Segment Start: DATA SHOWN

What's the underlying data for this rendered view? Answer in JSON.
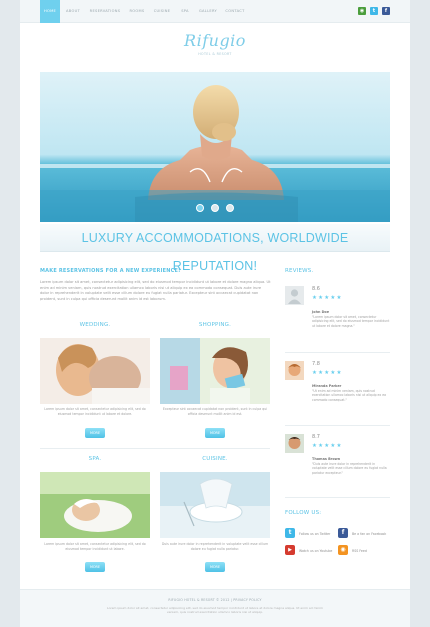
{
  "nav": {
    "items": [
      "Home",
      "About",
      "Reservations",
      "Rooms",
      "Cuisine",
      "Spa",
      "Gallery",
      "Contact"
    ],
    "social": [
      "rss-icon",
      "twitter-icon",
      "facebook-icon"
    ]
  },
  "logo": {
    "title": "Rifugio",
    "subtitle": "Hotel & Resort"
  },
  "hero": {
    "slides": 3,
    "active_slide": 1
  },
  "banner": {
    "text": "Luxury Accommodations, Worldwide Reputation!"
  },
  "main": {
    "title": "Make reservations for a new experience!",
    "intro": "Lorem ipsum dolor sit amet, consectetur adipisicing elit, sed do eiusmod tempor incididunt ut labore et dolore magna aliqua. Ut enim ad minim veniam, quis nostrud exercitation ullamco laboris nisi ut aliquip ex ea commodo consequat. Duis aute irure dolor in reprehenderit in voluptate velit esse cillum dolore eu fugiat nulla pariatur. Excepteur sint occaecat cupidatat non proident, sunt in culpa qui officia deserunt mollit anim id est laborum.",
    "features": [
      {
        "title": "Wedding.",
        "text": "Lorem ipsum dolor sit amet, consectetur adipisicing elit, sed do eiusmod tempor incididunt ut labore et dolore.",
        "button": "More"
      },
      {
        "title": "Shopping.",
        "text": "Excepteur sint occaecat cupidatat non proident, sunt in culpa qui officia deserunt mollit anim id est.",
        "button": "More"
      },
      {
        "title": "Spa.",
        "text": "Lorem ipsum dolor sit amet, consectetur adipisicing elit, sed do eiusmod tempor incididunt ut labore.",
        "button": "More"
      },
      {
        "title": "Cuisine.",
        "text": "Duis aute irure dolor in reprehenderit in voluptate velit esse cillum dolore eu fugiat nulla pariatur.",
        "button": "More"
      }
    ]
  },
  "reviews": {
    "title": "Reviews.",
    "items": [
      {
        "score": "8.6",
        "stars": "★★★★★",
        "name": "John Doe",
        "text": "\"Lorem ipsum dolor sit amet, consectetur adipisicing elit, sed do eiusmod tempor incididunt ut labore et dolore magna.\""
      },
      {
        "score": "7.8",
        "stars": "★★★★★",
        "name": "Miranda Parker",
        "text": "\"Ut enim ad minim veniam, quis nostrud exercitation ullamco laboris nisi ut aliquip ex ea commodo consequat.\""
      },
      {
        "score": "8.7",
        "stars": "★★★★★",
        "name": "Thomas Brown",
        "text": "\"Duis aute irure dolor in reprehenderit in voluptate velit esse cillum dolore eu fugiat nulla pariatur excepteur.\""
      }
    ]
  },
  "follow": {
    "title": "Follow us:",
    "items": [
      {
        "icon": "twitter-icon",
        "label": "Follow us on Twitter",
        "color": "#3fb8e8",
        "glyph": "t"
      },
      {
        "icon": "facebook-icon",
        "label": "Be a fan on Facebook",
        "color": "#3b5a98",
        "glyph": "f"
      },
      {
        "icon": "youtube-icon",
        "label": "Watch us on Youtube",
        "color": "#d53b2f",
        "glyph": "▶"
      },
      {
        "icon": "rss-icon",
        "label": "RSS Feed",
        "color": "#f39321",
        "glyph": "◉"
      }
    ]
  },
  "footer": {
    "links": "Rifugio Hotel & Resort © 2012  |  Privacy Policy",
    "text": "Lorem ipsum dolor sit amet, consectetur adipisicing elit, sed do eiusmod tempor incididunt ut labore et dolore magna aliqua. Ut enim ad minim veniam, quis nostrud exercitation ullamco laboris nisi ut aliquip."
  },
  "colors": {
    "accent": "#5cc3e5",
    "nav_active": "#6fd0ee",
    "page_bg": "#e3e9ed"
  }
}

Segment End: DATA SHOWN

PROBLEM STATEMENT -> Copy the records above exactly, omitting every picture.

REPLY ->
What's the underlying data for this rendered view? Answer in JSON.
{
  "nav": {
    "items": [
      "Home",
      "About",
      "Reservations",
      "Rooms",
      "Cuisine",
      "Spa",
      "Gallery",
      "Contact"
    ],
    "social": [
      "rss-icon",
      "twitter-icon",
      "facebook-icon"
    ]
  },
  "logo": {
    "title": "Rifugio",
    "subtitle": "Hotel & Resort"
  },
  "hero": {
    "slides": 3,
    "active_slide": 1
  },
  "banner": {
    "text": "Luxury Accommodations, Worldwide Reputation!"
  },
  "main": {
    "title": "Make reservations for a new experience!",
    "intro": "Lorem ipsum dolor sit amet, consectetur adipisicing elit, sed do eiusmod tempor incididunt ut labore et dolore magna aliqua. Ut enim ad minim veniam, quis nostrud exercitation ullamco laboris nisi ut aliquip ex ea commodo consequat. Duis aute irure dolor in reprehenderit in voluptate velit esse cillum dolore eu fugiat nulla pariatur. Excepteur sint occaecat cupidatat non proident, sunt in culpa qui officia deserunt mollit anim id est laborum.",
    "features": [
      {
        "title": "Wedding.",
        "text": "Lorem ipsum dolor sit amet, consectetur adipisicing elit, sed do eiusmod tempor incididunt ut labore et dolore.",
        "button": "More"
      },
      {
        "title": "Shopping.",
        "text": "Excepteur sint occaecat cupidatat non proident, sunt in culpa qui officia deserunt mollit anim id est.",
        "button": "More"
      },
      {
        "title": "Spa.",
        "text": "Lorem ipsum dolor sit amet, consectetur adipisicing elit, sed do eiusmod tempor incididunt ut labore.",
        "button": "More"
      },
      {
        "title": "Cuisine.",
        "text": "Duis aute irure dolor in reprehenderit in voluptate velit esse cillum dolore eu fugiat nulla pariatur.",
        "button": "More"
      }
    ]
  },
  "reviews": {
    "title": "Reviews.",
    "items": [
      {
        "score": "8.6",
        "stars": "★★★★★",
        "name": "John Doe",
        "text": "\"Lorem ipsum dolor sit amet, consectetur adipisicing elit, sed do eiusmod tempor incididunt ut labore et dolore magna.\""
      },
      {
        "score": "7.8",
        "stars": "★★★★★",
        "name": "Miranda Parker",
        "text": "\"Ut enim ad minim veniam, quis nostrud exercitation ullamco laboris nisi ut aliquip ex ea commodo consequat.\""
      },
      {
        "score": "8.7",
        "stars": "★★★★★",
        "name": "Thomas Brown",
        "text": "\"Duis aute irure dolor in reprehenderit in voluptate velit esse cillum dolore eu fugiat nulla pariatur excepteur.\""
      }
    ]
  },
  "follow": {
    "title": "Follow us:",
    "items": [
      {
        "icon": "twitter-icon",
        "label": "Follow us on Twitter",
        "color": "#3fb8e8",
        "glyph": "t"
      },
      {
        "icon": "facebook-icon",
        "label": "Be a fan on Facebook",
        "color": "#3b5a98",
        "glyph": "f"
      },
      {
        "icon": "youtube-icon",
        "label": "Watch us on Youtube",
        "color": "#d53b2f",
        "glyph": "▶"
      },
      {
        "icon": "rss-icon",
        "label": "RSS Feed",
        "color": "#f39321",
        "glyph": "◉"
      }
    ]
  },
  "footer": {
    "links": "Rifugio Hotel & Resort © 2012  |  Privacy Policy",
    "text": "Lorem ipsum dolor sit amet, consectetur adipisicing elit, sed do eiusmod tempor incididunt ut labore et dolore magna aliqua. Ut enim ad minim veniam, quis nostrud exercitation ullamco laboris nisi ut aliquip."
  },
  "colors": {
    "accent": "#5cc3e5",
    "nav_active": "#6fd0ee",
    "page_bg": "#e3e9ed"
  }
}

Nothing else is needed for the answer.